Having fun on set and being able to play is half of “the chicken and the egg” puzzle for me. A good actor never knows exactly how his or her character will react to the other people in the scene, despite the scripted lines. So much depends on the organic give and take between the scene’s characters as each tries to get what they want from the others. The life of the scene comes from the “real” moments the characters experience as they interact with one another. So one half of the puzzle is the preparation that we bring to our work: our character’s personalities, likes and dislikes, personal history, physical quirks, etc. The other half comes out while the scene is in play – the genuine reactions and nuances that’s in the spontaneity of the scene. That’s the half that I love to explore while I’m in the middle of the action on set and it brings authenticity to my work.



Every character that I play has a bit of my own authentic self. That bit could be philosophical, sassy, tenacious, or any of a large number of personality traits that could be trotted out at any one time. On set, I can spin that bit of my authentic self in any number of directions, depending on my character’s personality and proclivities – many of which I can invent – and just play with the situation at hand. Oftentimes, I’ll be surprised at my reaction, but it’ll be real and believable because it’s an authentic reaction. And that all comes from the willingness to have fun and play, come what may.

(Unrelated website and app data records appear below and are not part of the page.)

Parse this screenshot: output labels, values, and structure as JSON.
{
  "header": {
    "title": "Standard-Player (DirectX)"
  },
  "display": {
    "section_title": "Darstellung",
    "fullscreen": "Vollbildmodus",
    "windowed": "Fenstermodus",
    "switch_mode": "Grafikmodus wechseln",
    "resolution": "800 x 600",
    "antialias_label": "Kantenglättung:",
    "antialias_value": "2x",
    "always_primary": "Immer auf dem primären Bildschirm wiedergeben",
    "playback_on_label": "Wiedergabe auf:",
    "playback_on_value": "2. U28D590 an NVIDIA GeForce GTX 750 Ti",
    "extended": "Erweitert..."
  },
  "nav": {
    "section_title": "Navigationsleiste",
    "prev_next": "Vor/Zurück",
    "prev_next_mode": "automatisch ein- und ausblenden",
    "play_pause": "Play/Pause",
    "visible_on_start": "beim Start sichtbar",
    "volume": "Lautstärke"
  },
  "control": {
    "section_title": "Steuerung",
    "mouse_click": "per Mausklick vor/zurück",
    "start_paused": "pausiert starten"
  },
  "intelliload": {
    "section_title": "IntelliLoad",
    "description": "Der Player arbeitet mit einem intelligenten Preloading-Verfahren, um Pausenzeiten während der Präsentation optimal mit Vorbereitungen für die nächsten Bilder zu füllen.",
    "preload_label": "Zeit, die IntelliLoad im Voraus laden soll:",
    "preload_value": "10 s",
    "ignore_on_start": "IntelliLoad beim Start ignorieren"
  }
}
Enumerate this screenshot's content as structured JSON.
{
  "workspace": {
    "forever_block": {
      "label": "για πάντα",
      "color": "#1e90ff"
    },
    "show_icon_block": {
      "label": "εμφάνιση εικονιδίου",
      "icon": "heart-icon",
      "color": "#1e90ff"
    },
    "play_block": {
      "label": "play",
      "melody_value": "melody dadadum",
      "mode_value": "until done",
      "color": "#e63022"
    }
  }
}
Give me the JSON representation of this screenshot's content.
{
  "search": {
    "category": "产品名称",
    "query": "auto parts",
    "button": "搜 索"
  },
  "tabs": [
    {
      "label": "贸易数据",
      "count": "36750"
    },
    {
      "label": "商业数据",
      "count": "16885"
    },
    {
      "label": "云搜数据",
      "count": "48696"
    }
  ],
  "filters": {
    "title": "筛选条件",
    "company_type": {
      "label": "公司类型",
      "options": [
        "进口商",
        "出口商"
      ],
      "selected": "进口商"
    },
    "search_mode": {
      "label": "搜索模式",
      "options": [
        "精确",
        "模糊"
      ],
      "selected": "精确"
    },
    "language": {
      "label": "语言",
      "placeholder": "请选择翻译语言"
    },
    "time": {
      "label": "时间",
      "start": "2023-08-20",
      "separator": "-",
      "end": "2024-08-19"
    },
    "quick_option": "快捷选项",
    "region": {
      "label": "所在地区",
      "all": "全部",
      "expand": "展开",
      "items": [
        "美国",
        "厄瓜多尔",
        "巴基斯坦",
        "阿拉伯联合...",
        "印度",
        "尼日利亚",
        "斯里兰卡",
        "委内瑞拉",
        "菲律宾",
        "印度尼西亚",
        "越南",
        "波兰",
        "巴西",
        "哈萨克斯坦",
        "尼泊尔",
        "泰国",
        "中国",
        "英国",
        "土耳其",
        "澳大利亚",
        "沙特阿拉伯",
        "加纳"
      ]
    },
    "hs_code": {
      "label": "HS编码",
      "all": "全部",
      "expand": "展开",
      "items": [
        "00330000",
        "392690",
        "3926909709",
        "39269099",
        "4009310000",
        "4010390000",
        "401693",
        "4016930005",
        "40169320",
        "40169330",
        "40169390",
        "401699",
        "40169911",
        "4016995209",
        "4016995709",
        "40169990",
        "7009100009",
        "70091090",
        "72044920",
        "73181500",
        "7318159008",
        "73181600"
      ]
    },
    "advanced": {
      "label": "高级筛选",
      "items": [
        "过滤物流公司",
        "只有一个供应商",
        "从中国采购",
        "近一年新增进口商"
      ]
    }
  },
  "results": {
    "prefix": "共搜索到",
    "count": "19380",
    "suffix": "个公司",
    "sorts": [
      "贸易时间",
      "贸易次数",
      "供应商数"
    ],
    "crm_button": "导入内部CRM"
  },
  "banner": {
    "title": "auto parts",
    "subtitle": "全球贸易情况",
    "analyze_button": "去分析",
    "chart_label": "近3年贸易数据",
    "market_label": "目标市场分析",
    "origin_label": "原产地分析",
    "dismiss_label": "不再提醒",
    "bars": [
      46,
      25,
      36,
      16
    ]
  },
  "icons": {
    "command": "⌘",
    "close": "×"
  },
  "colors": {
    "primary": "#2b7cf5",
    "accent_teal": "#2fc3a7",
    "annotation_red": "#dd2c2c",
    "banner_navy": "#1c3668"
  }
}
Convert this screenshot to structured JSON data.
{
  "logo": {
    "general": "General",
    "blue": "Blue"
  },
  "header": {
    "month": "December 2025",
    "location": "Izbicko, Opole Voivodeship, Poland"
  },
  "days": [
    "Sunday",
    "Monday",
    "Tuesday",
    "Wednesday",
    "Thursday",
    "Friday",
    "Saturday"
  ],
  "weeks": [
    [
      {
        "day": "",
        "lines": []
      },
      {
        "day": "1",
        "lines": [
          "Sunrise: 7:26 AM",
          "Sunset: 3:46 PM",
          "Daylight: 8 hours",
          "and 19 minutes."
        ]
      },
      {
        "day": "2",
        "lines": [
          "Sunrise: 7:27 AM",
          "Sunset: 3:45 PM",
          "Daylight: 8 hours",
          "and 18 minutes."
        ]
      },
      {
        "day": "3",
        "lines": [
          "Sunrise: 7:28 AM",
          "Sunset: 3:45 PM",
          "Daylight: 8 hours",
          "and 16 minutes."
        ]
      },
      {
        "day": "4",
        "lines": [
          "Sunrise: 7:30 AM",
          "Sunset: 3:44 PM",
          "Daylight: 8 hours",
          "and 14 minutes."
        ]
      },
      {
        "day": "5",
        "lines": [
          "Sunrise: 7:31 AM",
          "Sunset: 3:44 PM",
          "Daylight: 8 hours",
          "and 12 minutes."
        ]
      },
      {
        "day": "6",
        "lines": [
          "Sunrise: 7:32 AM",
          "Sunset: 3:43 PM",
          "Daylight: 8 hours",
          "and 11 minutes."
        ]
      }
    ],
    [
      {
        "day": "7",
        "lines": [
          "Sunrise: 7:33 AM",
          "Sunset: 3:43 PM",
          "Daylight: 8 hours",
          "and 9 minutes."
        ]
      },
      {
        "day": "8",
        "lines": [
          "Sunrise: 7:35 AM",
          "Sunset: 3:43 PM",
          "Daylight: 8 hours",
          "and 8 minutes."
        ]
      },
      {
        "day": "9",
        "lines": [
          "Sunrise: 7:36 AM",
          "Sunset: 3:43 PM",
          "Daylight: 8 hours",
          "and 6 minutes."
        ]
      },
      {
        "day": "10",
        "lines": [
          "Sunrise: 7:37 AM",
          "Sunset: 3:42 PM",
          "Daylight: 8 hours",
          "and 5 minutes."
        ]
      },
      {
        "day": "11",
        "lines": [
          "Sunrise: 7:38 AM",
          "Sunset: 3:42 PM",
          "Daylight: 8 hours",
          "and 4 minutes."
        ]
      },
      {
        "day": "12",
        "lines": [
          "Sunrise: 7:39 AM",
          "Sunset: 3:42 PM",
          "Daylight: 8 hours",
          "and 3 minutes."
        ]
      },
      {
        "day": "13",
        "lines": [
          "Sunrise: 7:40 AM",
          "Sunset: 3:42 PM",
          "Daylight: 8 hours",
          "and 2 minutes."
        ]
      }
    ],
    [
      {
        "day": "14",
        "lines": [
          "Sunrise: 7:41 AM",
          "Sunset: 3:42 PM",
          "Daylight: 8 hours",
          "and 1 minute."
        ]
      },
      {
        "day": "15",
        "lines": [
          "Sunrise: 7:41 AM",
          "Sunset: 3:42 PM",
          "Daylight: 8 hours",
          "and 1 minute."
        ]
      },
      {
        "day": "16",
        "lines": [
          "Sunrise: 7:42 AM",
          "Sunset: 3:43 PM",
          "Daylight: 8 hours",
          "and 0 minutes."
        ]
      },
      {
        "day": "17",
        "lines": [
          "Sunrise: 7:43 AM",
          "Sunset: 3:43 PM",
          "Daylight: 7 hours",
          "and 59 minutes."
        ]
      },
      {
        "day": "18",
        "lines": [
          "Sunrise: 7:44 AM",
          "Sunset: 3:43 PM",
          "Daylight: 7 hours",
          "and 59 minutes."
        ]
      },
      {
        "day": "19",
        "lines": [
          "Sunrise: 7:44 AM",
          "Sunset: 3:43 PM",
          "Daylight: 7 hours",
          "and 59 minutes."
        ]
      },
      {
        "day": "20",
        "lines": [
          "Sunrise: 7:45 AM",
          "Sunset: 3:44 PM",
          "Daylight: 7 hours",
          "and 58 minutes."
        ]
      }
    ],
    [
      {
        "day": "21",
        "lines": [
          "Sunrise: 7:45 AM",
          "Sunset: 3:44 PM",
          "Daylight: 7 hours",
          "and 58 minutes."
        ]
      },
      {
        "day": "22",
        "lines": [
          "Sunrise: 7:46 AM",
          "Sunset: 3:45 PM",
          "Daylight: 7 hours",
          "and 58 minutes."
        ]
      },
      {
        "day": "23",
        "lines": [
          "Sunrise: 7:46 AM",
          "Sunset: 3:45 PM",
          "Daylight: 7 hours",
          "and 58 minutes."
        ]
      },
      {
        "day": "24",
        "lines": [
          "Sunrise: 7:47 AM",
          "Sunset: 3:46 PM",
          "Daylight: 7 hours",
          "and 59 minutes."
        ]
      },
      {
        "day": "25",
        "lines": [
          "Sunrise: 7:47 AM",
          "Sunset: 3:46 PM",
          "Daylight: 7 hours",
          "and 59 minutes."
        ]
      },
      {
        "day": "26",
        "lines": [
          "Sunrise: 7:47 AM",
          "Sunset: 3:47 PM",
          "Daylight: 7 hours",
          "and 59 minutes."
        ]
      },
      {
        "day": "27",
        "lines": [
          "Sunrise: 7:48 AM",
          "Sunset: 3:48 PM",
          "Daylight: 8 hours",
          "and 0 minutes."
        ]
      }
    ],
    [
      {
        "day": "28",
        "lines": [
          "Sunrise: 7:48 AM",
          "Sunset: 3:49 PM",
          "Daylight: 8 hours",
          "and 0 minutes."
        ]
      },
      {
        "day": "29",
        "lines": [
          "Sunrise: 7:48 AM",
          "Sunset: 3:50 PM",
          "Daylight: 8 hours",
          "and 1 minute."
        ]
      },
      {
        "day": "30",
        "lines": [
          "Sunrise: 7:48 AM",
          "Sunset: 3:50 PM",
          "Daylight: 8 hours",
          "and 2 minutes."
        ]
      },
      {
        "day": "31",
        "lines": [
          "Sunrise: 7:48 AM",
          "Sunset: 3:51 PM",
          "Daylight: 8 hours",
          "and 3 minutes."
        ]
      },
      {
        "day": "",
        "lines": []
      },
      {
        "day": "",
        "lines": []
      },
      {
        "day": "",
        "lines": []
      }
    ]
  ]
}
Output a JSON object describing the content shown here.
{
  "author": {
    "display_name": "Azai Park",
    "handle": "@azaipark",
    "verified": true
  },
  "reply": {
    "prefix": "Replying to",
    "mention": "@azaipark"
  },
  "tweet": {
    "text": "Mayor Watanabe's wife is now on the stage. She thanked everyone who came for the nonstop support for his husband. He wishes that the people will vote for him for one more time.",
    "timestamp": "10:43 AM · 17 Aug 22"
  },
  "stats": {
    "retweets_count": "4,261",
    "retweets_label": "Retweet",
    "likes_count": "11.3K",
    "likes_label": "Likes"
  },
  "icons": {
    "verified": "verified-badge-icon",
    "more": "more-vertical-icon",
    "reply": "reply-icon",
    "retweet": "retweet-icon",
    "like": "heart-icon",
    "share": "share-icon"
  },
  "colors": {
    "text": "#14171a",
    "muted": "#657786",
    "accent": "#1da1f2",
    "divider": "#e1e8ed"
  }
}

Many talented actors seem to be born with that inherent knowledge and ability. I think I’ve discovered it as I’ve journeyed through life. As I’ve grown in maturity and years, I’ve found that I worry less about what others think of me, how I look, whether or not I’ll be chosen for this or that gig. I’m more comfortable in my own skin. Hey, what you see is what you get! Either you like me as I am in the here and now, or you don’t. I’ll always work hard and do my best, but truthfully, either I’m the right fit for what you, as the creative director, have in mind or I’m not. It’s the same with voice over. The creatives and the corporate decision-makers (usually) know what they want and they’re all looking for the best option, often whatever best matches the vision or voice in their head for a particular project.

So since we don’t know exactly what the decision-makers are looking for, let’s just give them the best version of ourselves. Who knows? It may line up with their vision. It may give them a new and better way to see that character. Or it may just go by the wayside: “nice job, but not what we’re looking for.” That’s how we audition for a given role. We read the character description, imagine the character in the scripted scene and develop intentions, motivations, and tactics to help that character get what he or she wants. We fill in the blanks ourselves, coloring the character with a personal history and perhaps experiences from our own lives. We make that character our own, and then turn it loose in the scene to act and react to every moment.

In this particular case of the interior designer, I built upon the specs of a middle-aged decorator who’s tired of running her own business and just wants to be an employee, enjoying helping retail customers choose the best flooring designs for their home remodeling projects. The scenes were a bit funny, so I chose to skew her in a wacky, fun-loving direction, and just had a great time filming the taped audition. Fortunately, the client liked my vision for Karen and I was able to explore this free-wheeling character as she assisted the store’s customers, happy that she was free from the administrative duties that had formerly taken too much of her time away from the creative process she loved.

It was a great experience from start to finish. Now if I can only get a peek at that board game…. 